What techniques were successfully used in the chosen poems? Were editing suggestions made? What did they entail? Can you figure out why those edits were made? Were the poems that were not chosen too wordy, prosy, or abstract? Were there spelling errors, improper verb tenses, too much repetition? What can you add to your routine of self-checking that addresses these issues?
By taking the time to think about these questions, you are sure to improve your writing.
Based on your experience with editing last year’s anthology, what advice would you give to a poet who wants to participate in this year’s anthology? For example, what should they do and what should they avoid?
Good writing brings the reader back again and again. In order to do that, it must be new, fresh, stand out from other pieces. How is that accomplished?

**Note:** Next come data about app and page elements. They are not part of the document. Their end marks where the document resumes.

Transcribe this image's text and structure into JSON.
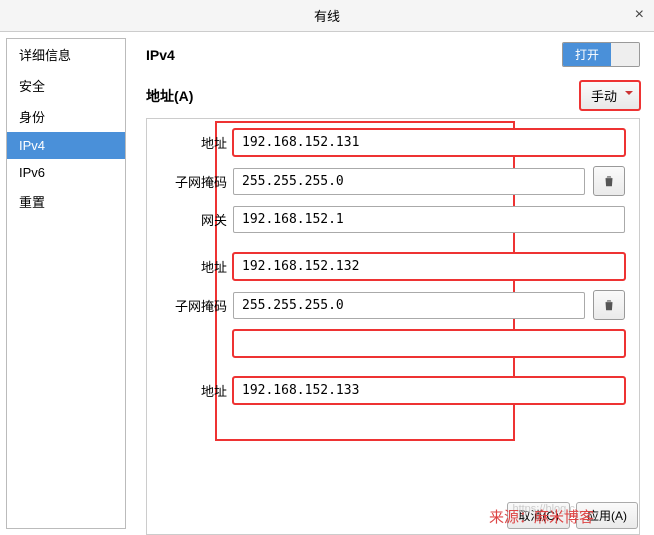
{
  "window": {
    "title": "有线",
    "close": "×"
  },
  "sidebar": {
    "items": [
      {
        "label": "详细信息"
      },
      {
        "label": "安全"
      },
      {
        "label": "身份"
      },
      {
        "label": "IPv4",
        "selected": true
      },
      {
        "label": "IPv6"
      },
      {
        "label": "重置"
      }
    ]
  },
  "header": {
    "title": "IPv4",
    "toggle_on": "打开"
  },
  "addresses": {
    "title": "地址(A)",
    "mode": "手动",
    "labels": {
      "address": "地址",
      "netmask": "子网掩码",
      "gateway": "网关"
    },
    "groups": [
      {
        "address": "192.168.152.131",
        "netmask": "255.255.255.0",
        "gateway": "192.168.152.1"
      },
      {
        "address": "192.168.152.132",
        "netmask": "255.255.255.0",
        "gateway": ""
      },
      {
        "address": "192.168.152.133"
      }
    ]
  },
  "buttons": {
    "cancel": "取消(C)",
    "apply": "应用(A)"
  },
  "watermark": "来源：麻米博客"
}
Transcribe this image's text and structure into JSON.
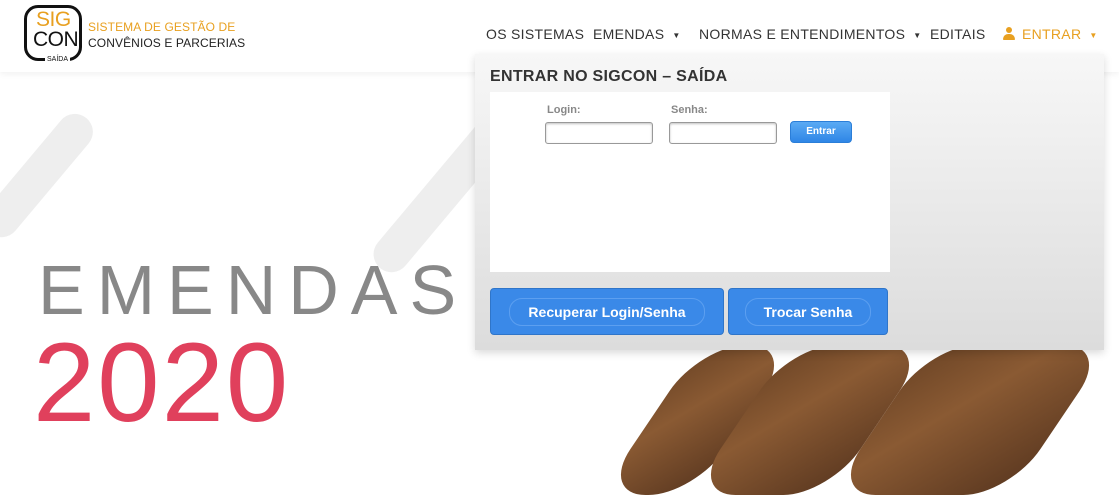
{
  "brand": {
    "logo_line1": "SIG",
    "logo_line2": "CON",
    "logo_sub": "SAÍDA",
    "title_line1": "SISTEMA DE GESTÃO DE",
    "title_line2": "CONVÊNIOS E PARCERIAS"
  },
  "nav": {
    "items": [
      {
        "label": "OS SISTEMAS"
      },
      {
        "label": "EMENDAS"
      },
      {
        "label": "NORMAS E ENTENDIMENTOS"
      },
      {
        "label": "EDITAIS"
      },
      {
        "label": "ENTRAR"
      }
    ],
    "caret": "▼"
  },
  "hero": {
    "title": "EMENDAS",
    "year": "2020"
  },
  "login": {
    "heading": "ENTRAR NO SIGCON – SAÍDA",
    "login_label": "Login:",
    "login_value": "",
    "password_label": "Senha:",
    "password_value": "",
    "submit_label": "Entrar",
    "recover_label": "Recuperar Login/Senha",
    "change_password_label": "Trocar Senha"
  },
  "colors": {
    "accent": "#e8a020",
    "hero_year": "#e0405c",
    "button_blue": "#3a89e8"
  }
}
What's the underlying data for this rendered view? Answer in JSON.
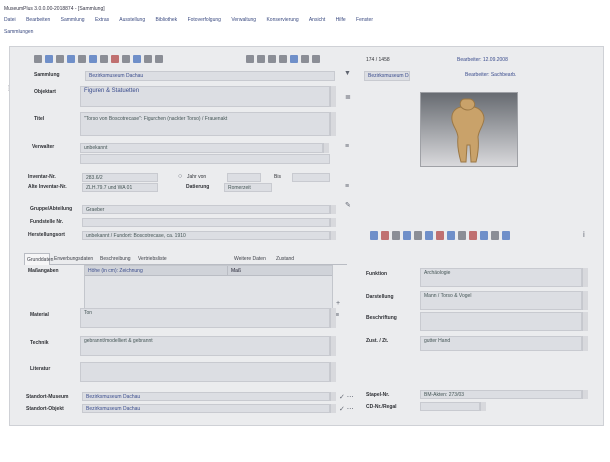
{
  "window": {
    "title": "MuseumPlus 3.0.0.00-2018874 - [Sammlung]"
  },
  "menu": [
    "Datei",
    "Bearbeiten",
    "Sammlung",
    "Extras",
    "Ausstellung",
    "Bibliothek",
    "Fotoverfolgung",
    "Verwaltung",
    "Konservierung",
    "Ansicht",
    "Hilfe",
    "Fenster"
  ],
  "subbar": {
    "label": "Sammlungen"
  },
  "record_nav": {
    "text": "174 / 1458"
  },
  "status_top_right": [
    "Bearbeiter: 12.09.2008",
    "Bearbeiter: Sachbearb."
  ],
  "form": {
    "sammlung": {
      "label": "Sammlung",
      "value": "Bezirksmuseum Dachau"
    },
    "objektart": {
      "label": "Objektart",
      "value": "Figuren & Statuetten"
    },
    "titel": {
      "label": "Titel",
      "value": "\"Torso von Boscotrecase\": Figurchen (nackter Torso) / Frauenakt"
    },
    "inventar": {
      "label": "Verwalter",
      "value": "unbekannt"
    },
    "inventar_nr": {
      "label": "Inventar-Nr.",
      "value": "283.6/2"
    },
    "alte_inventar_nr": {
      "label": "Alte Inventar-Nr.",
      "value": "ZLH.79.7 und WA 01"
    },
    "jahr_label": "Jahr von",
    "bis_label": "Bis",
    "datierung": {
      "label": "Datierung",
      "value": "Romerzeit"
    },
    "gruppe": {
      "label": "Gruppe/Abteilung",
      "value": "Graeber"
    },
    "fundstelle": {
      "label": "Fundstelle Nr.",
      "value": ""
    },
    "herstellungsort": {
      "label": "Herstellungsort",
      "value": "unbekannt / Fundort: Boscotrecase, ca. 1910"
    }
  },
  "tabs": [
    "Grunddaten",
    "Erwerbungsdaten",
    "Beschreibung",
    "Vertriebsliste",
    "Weitere Daten",
    "Zustand"
  ],
  "material_table": {
    "label": "Maßangaben",
    "col1": "Höhe (in cm): Zeichnung",
    "col2": "Maß"
  },
  "lower_left": {
    "material": {
      "label": "Material",
      "value": "Ton"
    },
    "technik": {
      "label": "Technik",
      "value": "gebrannt/modelliert & gebrannt"
    },
    "literatur": {
      "label": "Literatur",
      "value": ""
    },
    "standort_museum": {
      "label": "Standort-Museum",
      "value": "Bezirksmuseum Dachau"
    },
    "standort_aktuell": {
      "label": "Standort-Objekt",
      "value": "Bezirksmuseum Dachau"
    }
  },
  "lower_right": {
    "provenienz": {
      "label": "Funktion",
      "value": "Archäologie"
    },
    "darstellung": {
      "label": "Darstellung",
      "value": "Mann / Torso & Vogel"
    },
    "beschriftung": {
      "label": "Beschriftung",
      "value": ""
    },
    "zust": {
      "label": "Zust. / Zt.",
      "value": "gutter Hand"
    },
    "ausgabe": {
      "label": "Stapel-Nr.",
      "value": "BM-Akten: 273/03"
    },
    "cd": {
      "label": "CD-Nr./Regal",
      "value": ""
    }
  },
  "colors": {
    "frame": "#ebecee",
    "field": "#dcdee3",
    "link_text": "#3a4c8d",
    "window": "#ffffff"
  },
  "icons": [
    "new-icon",
    "save-icon",
    "delete-icon",
    "print-icon",
    "search-icon",
    "copy-icon",
    "first-record-icon",
    "previous-record-icon",
    "next-record-icon",
    "last-record-icon",
    "image-icon"
  ]
}
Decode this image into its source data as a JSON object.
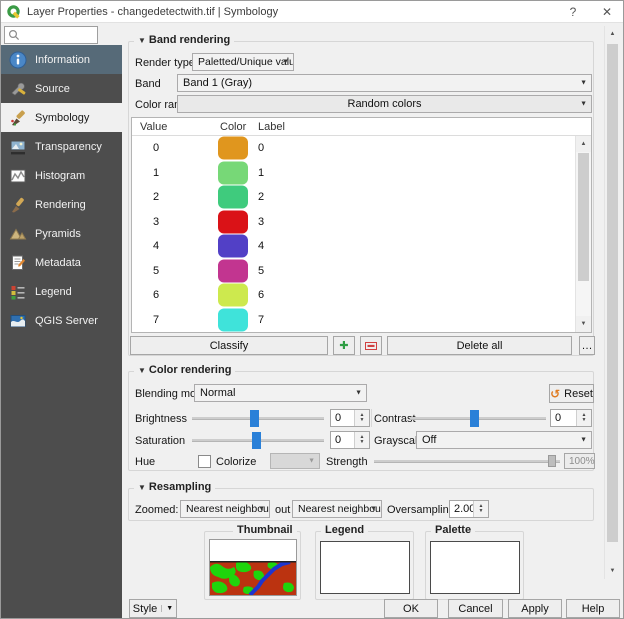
{
  "window": {
    "title": "Layer Properties - changedetectwith.tif | Symbology",
    "help_glyph": "?",
    "close_glyph": "✕"
  },
  "icons": {
    "dropdown_arrow": "▼",
    "spin_up": "▲",
    "spin_down": "▼",
    "scroll_up": "▲",
    "scroll_down": "▼",
    "collapse_triangle": "▼",
    "reset_arrow": "↺",
    "plus": "✚",
    "minus": "▬",
    "more": "…"
  },
  "sidebar": {
    "items": [
      {
        "label": "Information"
      },
      {
        "label": "Source"
      },
      {
        "label": "Symbology"
      },
      {
        "label": "Transparency"
      },
      {
        "label": "Histogram"
      },
      {
        "label": "Rendering"
      },
      {
        "label": "Pyramids"
      },
      {
        "label": "Metadata"
      },
      {
        "label": "Legend"
      },
      {
        "label": "QGIS Server"
      }
    ],
    "selected": "Symbology"
  },
  "band_rendering": {
    "title": "Band rendering",
    "render_type_label": "Render type",
    "render_type_value": "Paletted/Unique values",
    "band_label": "Band",
    "band_value": "Band 1 (Gray)",
    "color_ramp_label": "Color ramp",
    "color_ramp_value": "Random colors",
    "table": {
      "headers": [
        "Value",
        "Color",
        "Label"
      ],
      "rows": [
        {
          "value": "0",
          "color": "#e0961e",
          "label": "0"
        },
        {
          "value": "1",
          "color": "#77d877",
          "label": "1"
        },
        {
          "value": "2",
          "color": "#3fcb7d",
          "label": "2"
        },
        {
          "value": "3",
          "color": "#da1217",
          "label": "3"
        },
        {
          "value": "4",
          "color": "#5240c6",
          "label": "4"
        },
        {
          "value": "5",
          "color": "#c23590",
          "label": "5"
        },
        {
          "value": "6",
          "color": "#cde94e",
          "label": "6"
        },
        {
          "value": "7",
          "color": "#3fe3da",
          "label": "7"
        }
      ]
    },
    "classify_label": "Classify",
    "delete_all_label": "Delete all"
  },
  "color_rendering": {
    "title": "Color rendering",
    "blending_mode_label": "Blending mode",
    "blending_mode_value": "Normal",
    "reset_label": "Reset",
    "brightness_label": "Brightness",
    "brightness_value": "0",
    "contrast_label": "Contrast",
    "contrast_value": "0",
    "saturation_label": "Saturation",
    "saturation_value": "0",
    "grayscale_label": "Grayscale",
    "grayscale_value": "Off",
    "hue_label": "Hue",
    "colorize_label": "Colorize",
    "strength_label": "Strength",
    "strength_value": "100%"
  },
  "resampling": {
    "title": "Resampling",
    "zoomed_in_label": "Zoomed: in",
    "zoomed_in_value": "Nearest neighbour",
    "out_label": "out",
    "out_value": "Nearest neighbour",
    "oversampling_label": "Oversampling",
    "oversampling_value": "2.00"
  },
  "preview": {
    "thumbnail_title": "Thumbnail",
    "legend_title": "Legend",
    "palette_title": "Palette"
  },
  "footer": {
    "style_label": "Style",
    "ok_label": "OK",
    "cancel_label": "Cancel",
    "apply_label": "Apply",
    "help_label": "Help"
  },
  "colors": {
    "slider_thumb": "#2a80d8",
    "sidebar_bg": "#4d4d4d",
    "sidebar_highlight": "#566a78",
    "selected_item_bg": "#f0f0f0",
    "thumbnail_ground": "#bb3310",
    "thumbnail_vegetation": "#1fd40c",
    "thumbnail_river": "#1d35cf"
  }
}
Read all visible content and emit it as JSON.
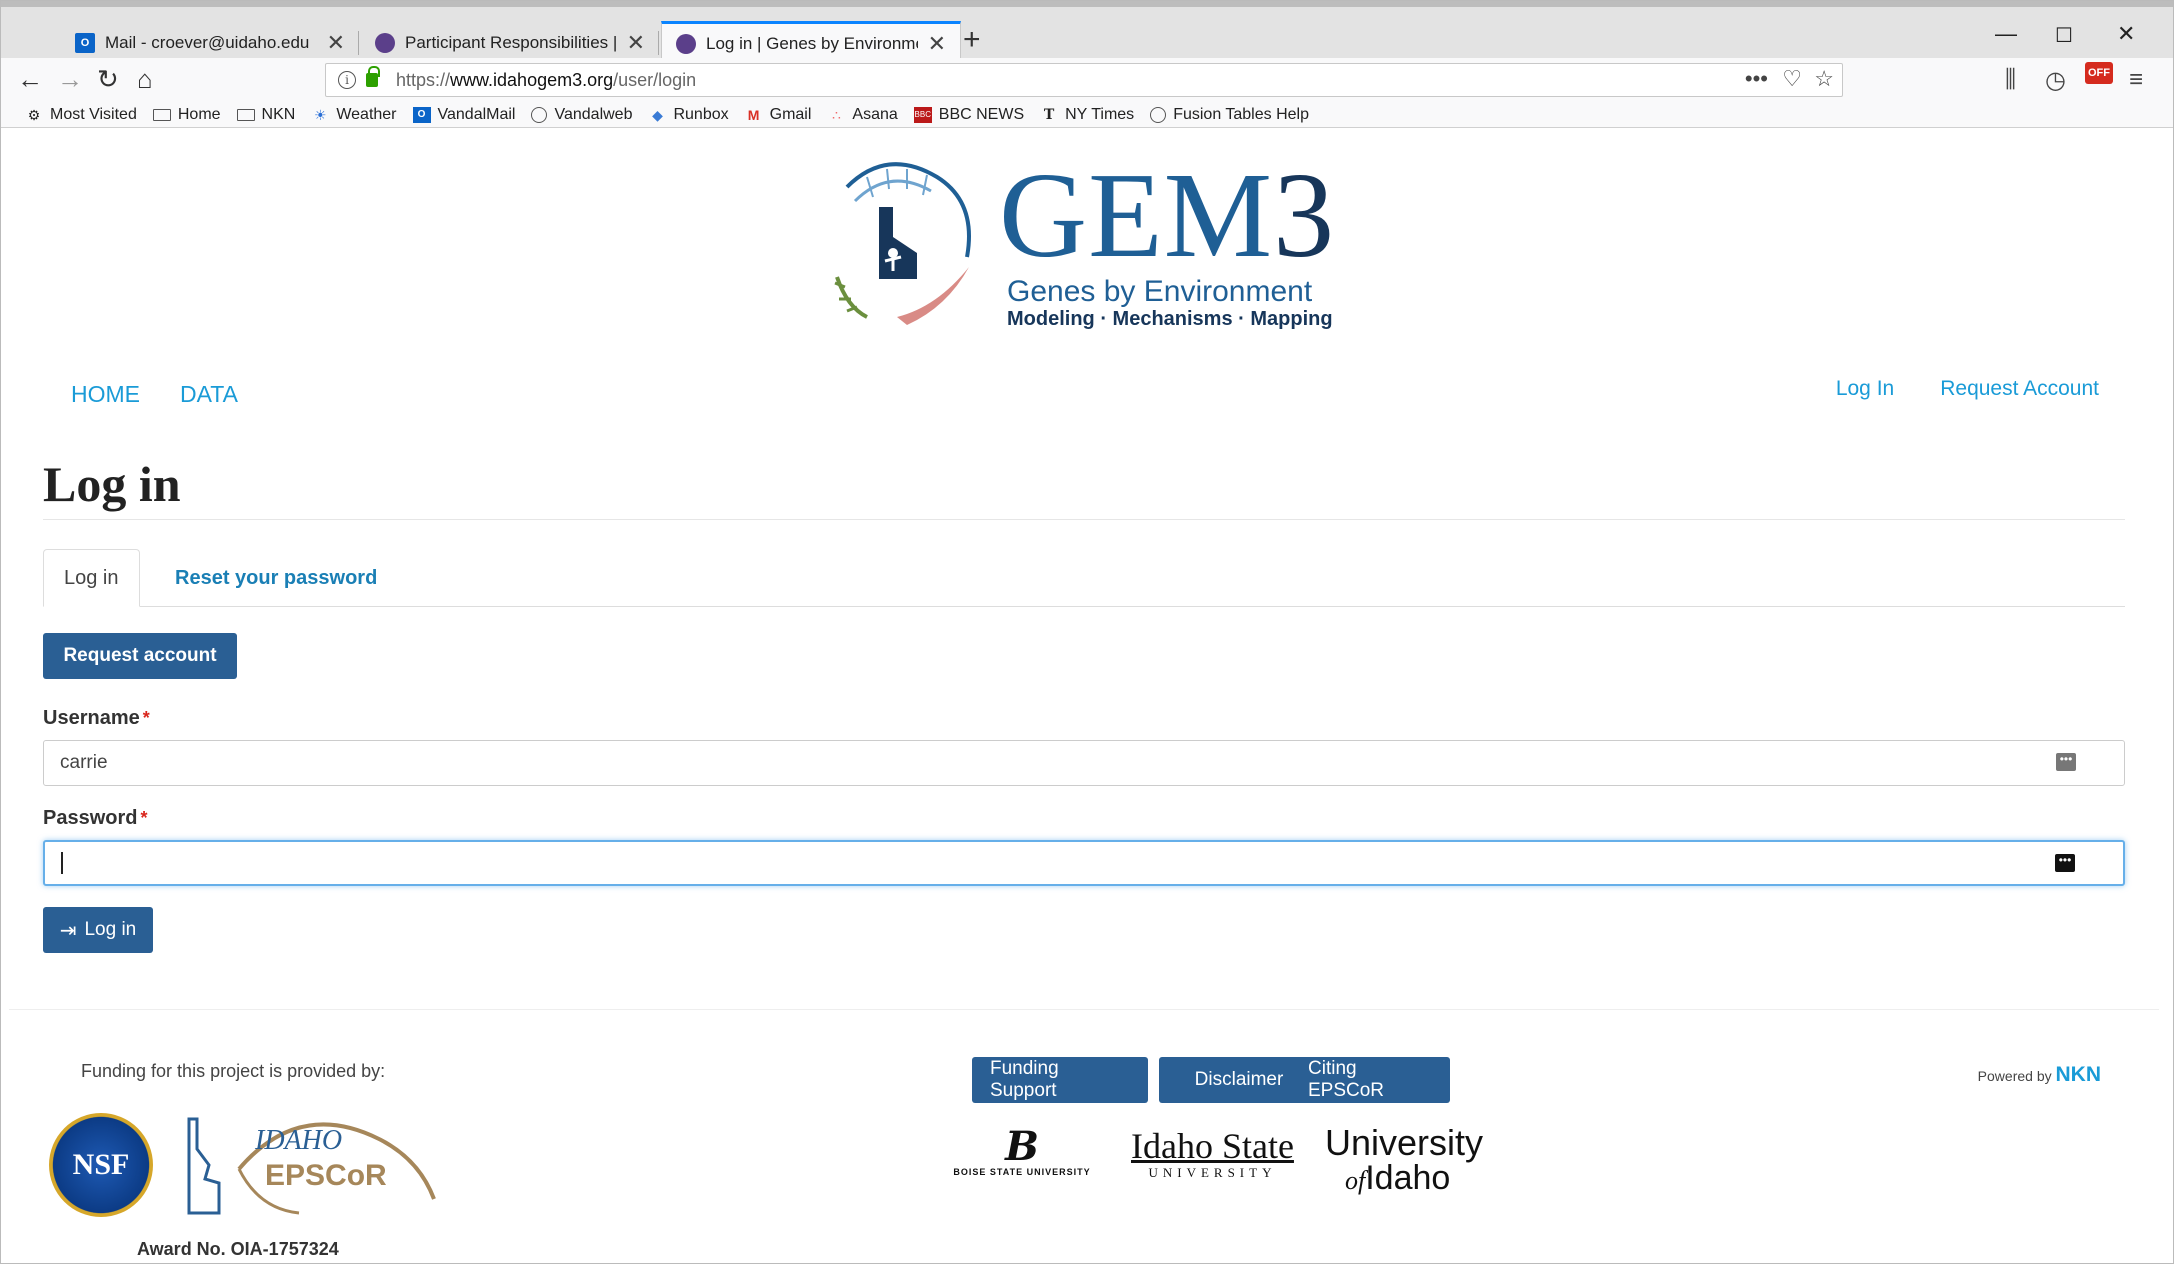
{
  "browser": {
    "tabs": [
      {
        "title": "Mail - croever@uidaho.edu",
        "favicon": "outlook-icon"
      },
      {
        "title": "Participant Responsibilities | Ge",
        "favicon": "gem3-icon"
      },
      {
        "title": "Log in | Genes by Environment",
        "favicon": "gem3-icon",
        "active": true
      }
    ],
    "url": {
      "scheme": "https://",
      "host": "www.idahogem3.org",
      "path": "/user/login"
    },
    "bookmarks": [
      {
        "label": "Most Visited",
        "icon": "gear-icon"
      },
      {
        "label": "Home",
        "icon": "folder-icon"
      },
      {
        "label": "NKN",
        "icon": "folder-icon"
      },
      {
        "label": "Weather",
        "icon": "weather-icon"
      },
      {
        "label": "VandalMail",
        "icon": "outlook-icon"
      },
      {
        "label": "Vandalweb",
        "icon": "globe-icon"
      },
      {
        "label": "Runbox",
        "icon": "runbox-icon"
      },
      {
        "label": "Gmail",
        "icon": "gmail-icon"
      },
      {
        "label": "Asana",
        "icon": "asana-icon"
      },
      {
        "label": "BBC NEWS",
        "icon": "bbc-icon"
      },
      {
        "label": "NY Times",
        "icon": "nytimes-icon"
      },
      {
        "label": "Fusion Tables Help",
        "icon": "globe-icon"
      }
    ],
    "extension_badge": "OFF"
  },
  "site": {
    "logo": {
      "title_main": "GEM",
      "title_three": "3",
      "subtitle": "Genes by Environment",
      "tagline": "Modeling · Mechanisms · Mapping"
    },
    "main_nav": [
      "HOME",
      "DATA"
    ],
    "user_nav": [
      "Log In",
      "Request Account"
    ]
  },
  "main": {
    "heading": "Log in",
    "tabs": [
      "Log in",
      "Reset your password"
    ],
    "request_account_label": "Request account",
    "username": {
      "label": "Username",
      "value": "carrie"
    },
    "password": {
      "label": "Password",
      "value": ""
    },
    "submit_label": "Log in"
  },
  "footer": {
    "funding_text": "Funding for this project is provided by:",
    "buttons": [
      "Funding Support",
      "Disclaimer",
      "Citing EPSCoR"
    ],
    "powered_by": "Powered by",
    "powered_by_brand": "NKN",
    "award": "Award No. OIA-1757324",
    "logos": {
      "nsf": "NSF",
      "epscor_top": "IDAHO",
      "epscor_bottom": "EPSCoR",
      "boise_mark": "B",
      "boise_text": "BOISE STATE UNIVERSITY",
      "isu_top": "Idaho State",
      "isu_bottom": "UNIVERSITY",
      "ui_top": "University",
      "ui_of": "of",
      "ui_bottom": "Idaho"
    }
  },
  "colors": {
    "brand_blue": "#1f5f95",
    "button_blue": "#2a5f94",
    "link_blue": "#1a9bd7",
    "required_red": "#d9261c"
  }
}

Poetry requires an economy of words that necessitates the writer be concise. Use of a dictionary and thesaurus makes it easier to avoid repetition and correct spelling.
There must be a depth of meaning that will be rewarding on second or third reading. Present something in a new way, have a thought-provoking take on a subject, use interesting language and a fresh use of words, avoid clichés: all good practices for accomplishing this.
Use concrete examples instead of abstract ideas as an effective way to keep up interest. Show the reader rather than tell. All of these techniques can only improve on the effectiveness of the work.
Make sure your work is polished. After writing your poem, let it sit for a few days then go back and read it again. Is there anything that stands out that you might change? Do this several times until no revisions come to mind and you should be very happy with the results.
Thanks Fran for taking time out of your busy schedule to chat!
If you are an experienced poet and/or illustrator and would like to be considered for a volunteer editor/compiler, illustrator or contest judge for future projects, please sent a brief resume outlining your qualifications and your interest in volunteering to Bunny Iskov, founding member of The Ontario Poetry Society. Additional information about the organization can be found here.